Elevator Etiquette in the Time of COVID-19Michelle
In the midst of the current COVID-19 crisis, avoiding crowds of people and high-traffic areas is a vitally important part of slowing the spread of the virus. Social distancing protocols recommend keeping at least 6ft of distance from other people, but in some cases that is easier said than done. Navigating elevators can prove especially tricky right now, given their smaller square footage and many touchpoints. To help, we’ve gathered our best tips for elevator etiquette – read on to learn more!
Avoid Elevators With More Than Two Other People
One of the best ways to maintain social distance in an elevator is to decrease the number of people inside. Try to avoid having more than 2-3 people in the elevator at a time (for the average-sized elevator – in a larger one you could have more). This may take some getting used to. After all, if you’re already in an elevator with two other people, and someone else wants to get in, you may need to kindly but firmly ask them to wait. This might feel uncomfortable (especially for us Minnesotans – we don’t want to be rude!), but it may be part of our new normal for a while. There is one exception to this rule – family members that are socially distancing together can take the elevator together, even if there are more than 2-3 of them.
Give Yourself Extra Time to Get Where You’re Going
Making this change may mean it will take you longer to get where you’re going. Whenever possible, try to plan ahead and budget extra time into your schedule. That way, if you need to wait for an elevator with fewer people in it, you won’t have to worry about being late.
Stand 6ft Apart and Face Away From Each Other

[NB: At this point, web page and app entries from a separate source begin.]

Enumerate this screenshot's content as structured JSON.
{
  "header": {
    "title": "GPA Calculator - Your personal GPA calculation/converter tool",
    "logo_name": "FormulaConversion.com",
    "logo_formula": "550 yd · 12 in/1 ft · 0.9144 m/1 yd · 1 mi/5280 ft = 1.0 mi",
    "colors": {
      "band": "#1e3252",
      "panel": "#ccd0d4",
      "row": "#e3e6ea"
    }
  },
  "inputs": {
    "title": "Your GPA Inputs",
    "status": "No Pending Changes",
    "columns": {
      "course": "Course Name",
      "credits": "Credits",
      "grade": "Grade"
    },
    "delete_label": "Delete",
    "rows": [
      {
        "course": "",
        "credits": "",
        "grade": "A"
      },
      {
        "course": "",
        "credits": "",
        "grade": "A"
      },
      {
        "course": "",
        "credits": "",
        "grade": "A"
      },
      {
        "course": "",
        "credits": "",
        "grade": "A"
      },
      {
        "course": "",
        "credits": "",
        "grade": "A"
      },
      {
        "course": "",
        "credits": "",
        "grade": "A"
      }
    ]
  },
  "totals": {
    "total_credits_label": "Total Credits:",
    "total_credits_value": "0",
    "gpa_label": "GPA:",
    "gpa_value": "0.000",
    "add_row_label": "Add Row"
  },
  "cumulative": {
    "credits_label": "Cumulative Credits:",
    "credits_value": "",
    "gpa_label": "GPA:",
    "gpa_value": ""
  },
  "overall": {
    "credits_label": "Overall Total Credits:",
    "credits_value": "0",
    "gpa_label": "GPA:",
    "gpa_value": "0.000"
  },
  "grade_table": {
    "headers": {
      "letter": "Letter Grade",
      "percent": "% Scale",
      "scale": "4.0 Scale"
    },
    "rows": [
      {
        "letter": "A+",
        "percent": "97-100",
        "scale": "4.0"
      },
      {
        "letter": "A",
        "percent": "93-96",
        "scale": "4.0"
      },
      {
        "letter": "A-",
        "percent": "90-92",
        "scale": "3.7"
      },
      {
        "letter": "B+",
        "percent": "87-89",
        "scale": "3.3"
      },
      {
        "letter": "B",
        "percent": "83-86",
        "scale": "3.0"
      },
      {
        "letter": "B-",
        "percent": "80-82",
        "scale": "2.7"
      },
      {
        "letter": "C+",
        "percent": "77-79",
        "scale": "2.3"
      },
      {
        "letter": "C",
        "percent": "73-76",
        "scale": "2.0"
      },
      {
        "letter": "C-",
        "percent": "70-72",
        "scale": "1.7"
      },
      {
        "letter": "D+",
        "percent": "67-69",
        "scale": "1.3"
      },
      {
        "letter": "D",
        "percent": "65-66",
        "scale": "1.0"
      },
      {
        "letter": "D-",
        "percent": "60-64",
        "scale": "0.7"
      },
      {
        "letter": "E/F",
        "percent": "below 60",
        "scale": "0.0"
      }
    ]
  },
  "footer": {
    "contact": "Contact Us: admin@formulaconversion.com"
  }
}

Once you’re in the elevator, maintain the recommended 6ft distance (or as close to that as possible). Some buildings are beginning to mark designated spaces on the floors of their elevators, but if that’s not the case, just do your best to estimate. Also, turn to face away from the other people in the elevator to help minimize the likelihood of spreading germs.
Cover Your Cough or Sneeze
This one may be common sense, and certainly applies all of the time – not just in an elevator – but it’s worth mentioning. If you do need to cough or sneeze, cover your face with your elbow (not your hands!) or a tissue, as per the CDC’s recommendations.
Try Not to Touch Elevator Buttons With Your Bare Hands
Since elevator buttons are touched by so many others throughout the day, it’s best to try not to touch them with your bare hands right now. Use a sleeve, glove, or other cloth to cover your hand, or try using an elbow. If you do touch the buttons or any other surface with your hands, try not to touch your face until you’re able to wash your hands or use hand sanitizer.
For Building Maintenance – Sanitize Elevator Surfaces Often
This one is for building owners and maintenance staff. It’s especially important right now to thoroughly sanitize all elevator surfaces regularly – preferably multiple times a day whenever possible. We’ve included a handy graphic to make sure you know the proper way to clean your elevator buttons. Take a look below: